Workplace collaboration drives innovation. But not just any kind of collaboration—the kind that sparks breakthrough ideas comes from people working together specifically to solve problems and develop new insights and solutions.

This type of work also requires people to be more creative than ever before. According to Steelcase’s research on the future of work, over 82% people surveyed are asked to be creative at work either weekly or daily, yet only 25% of people believe that they can be creative in places currently available for group work.

Build the perfect meeting space – download our Conferencing Spaces & Solutions Guide <>

With creativity becoming more important and as people work more in distributed teams, whether across a campus or across the ocean, people struggle to build connections with coworkers when the places where they work don’t support and augment necessary interactions. Teams need places (both virtually and physically) that allow them to see their teammates comfortably, hear each other clearly and share information easily so they can build the “shared mind” that is necessary to bring creativity and innovation to fruition.
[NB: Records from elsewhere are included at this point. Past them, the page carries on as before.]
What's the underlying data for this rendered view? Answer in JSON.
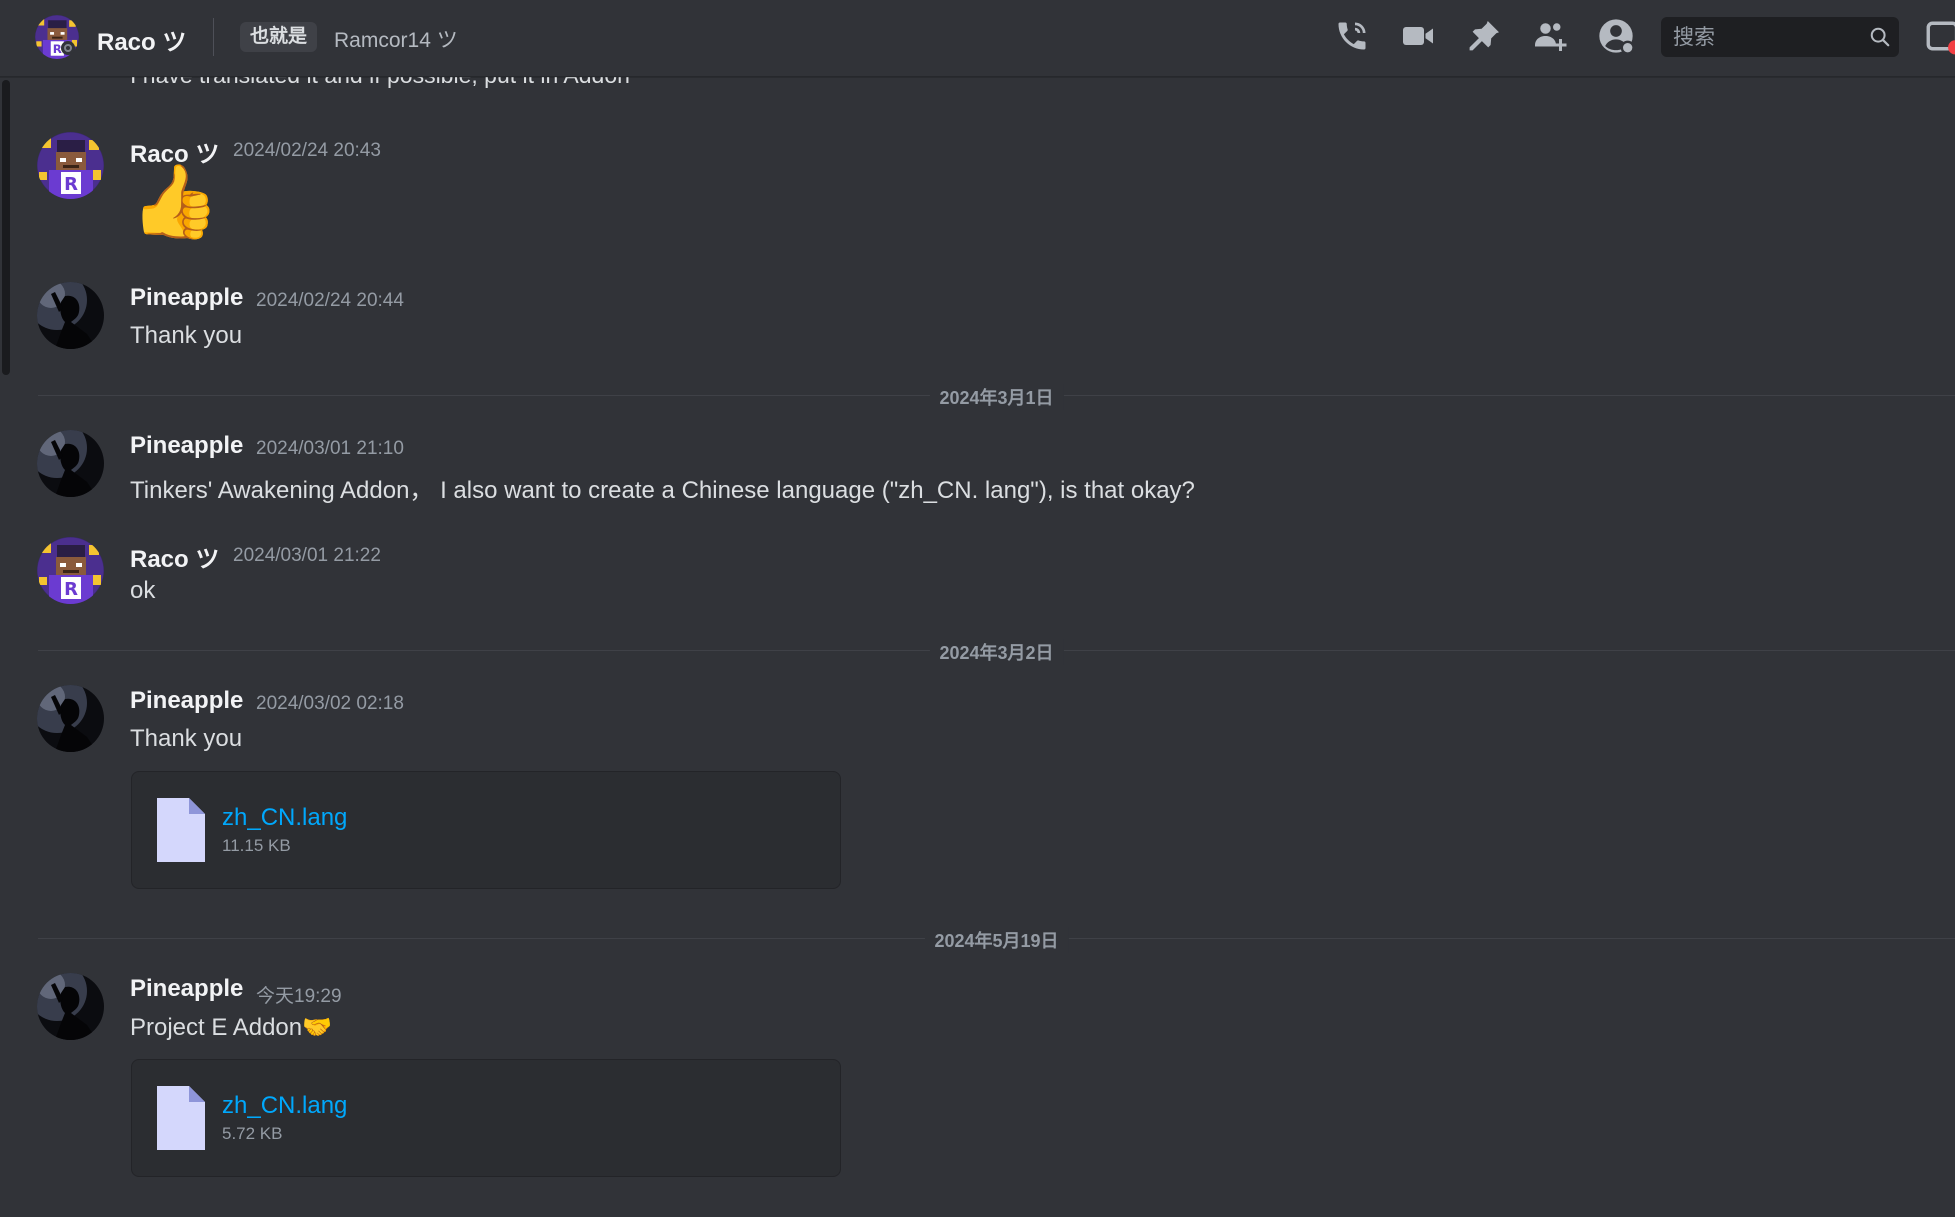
{
  "header": {
    "dm_name": "Raco ツ",
    "alias_tag": "也就是",
    "alias_name": "Ramcor14 ツ",
    "search_placeholder": "搜索",
    "icons": [
      "voice-call-icon",
      "video-call-icon",
      "pin-icon",
      "add-friends-icon",
      "user-profile-icon",
      "search-icon",
      "inbox-icon"
    ]
  },
  "top_clip": "I have translated it and if possible, put it in Addon",
  "messages": [
    {
      "author": "Raco ツ",
      "timestamp": "2024/02/24 20:43",
      "content": "👍"
    },
    {
      "author": "Pineapple",
      "timestamp": "2024/02/24 20:44",
      "content": "Thank you"
    },
    {
      "author": "Pineapple",
      "timestamp": "2024/03/01 21:10",
      "content": "Tinkers' Awakening Addon， I also want to create a Chinese language (\"zh_CN. lang\"), is that okay?"
    },
    {
      "author": "Raco ツ",
      "timestamp": "2024/03/01 21:22",
      "content": "ok"
    },
    {
      "author": "Pineapple",
      "timestamp": "2024/03/02 02:18",
      "content": "Thank you",
      "attachment": {
        "name": "zh_CN.lang",
        "size": "11.15 KB"
      }
    },
    {
      "author": "Pineapple",
      "timestamp": "今天19:29",
      "content": "Project E Addon🤝",
      "attachment": {
        "name": "zh_CN.lang",
        "size": "5.72 KB"
      }
    }
  ],
  "date_dividers": [
    "2024年3月1日",
    "2024年3月2日",
    "2024年5月19日"
  ],
  "colors": {
    "background": "#313338",
    "link": "#00a8fc",
    "timestamp": "#949ba4",
    "username": "#f2f3f5"
  }
}
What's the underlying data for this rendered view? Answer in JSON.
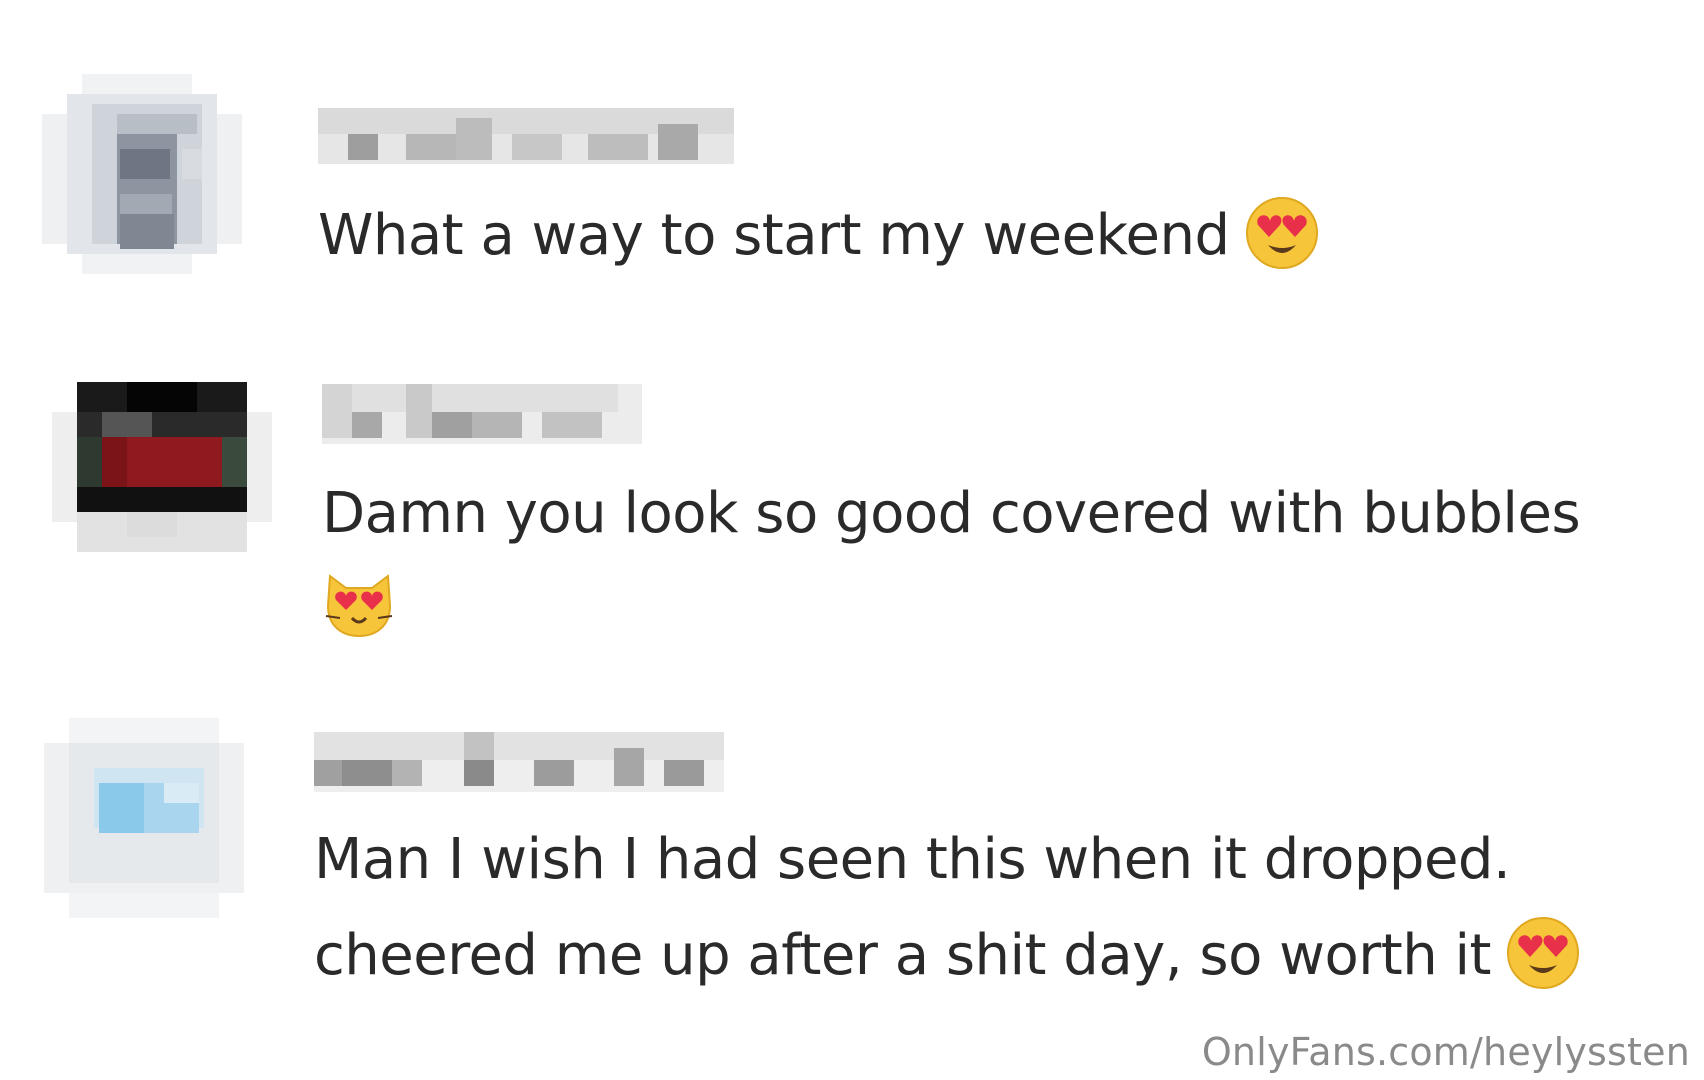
{
  "comments": [
    {
      "text": "What a way to start my weekend",
      "emoji": "heart-eyes-face-icon"
    },
    {
      "text": "Damn you look so good covered with bubbles",
      "emoji": "heart-eyes-cat-icon"
    },
    {
      "line1": "Man I wish I had seen this when it dropped.",
      "line2": "cheered me up after a shit day, so worth it",
      "emoji": "heart-eyes-face-icon"
    }
  ],
  "watermark": "OnlyFans.com/heylyssten",
  "colors": {
    "text": "#2a2a2a",
    "watermark": "#8a8a8a",
    "emoji_face": "#f7c53a",
    "emoji_heart": "#e8304a"
  }
}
Insights when designing for collaboration:
  • Incorporate prototype or pilot spaces prior to implementation
  • Let it roll – literally. Use furniture on casters that can be easily reconfigured
  • Create zones within the floorplan, including spaces dedicated to individual and group work
  • Integrate technology so it’s simple, useful and supports the work required
  • Support both analog and digital collaboration
  • Use ancillary furniture to add a social hub, such as a work café, to support informal connections
Key principles when designing a collaborative workplace:
  • Help teams reach common ground by creating spaces with standing-height worksurfaces that encourage democratic participation
  • Allow teams to make a space “theirs” by giving them the freedom to reconfigure and customize the space to fit their needs
  • Create social areas near workspaces to promote informal and/or impromptu interactions, and community building
Related blogs:


conference room design and budget guide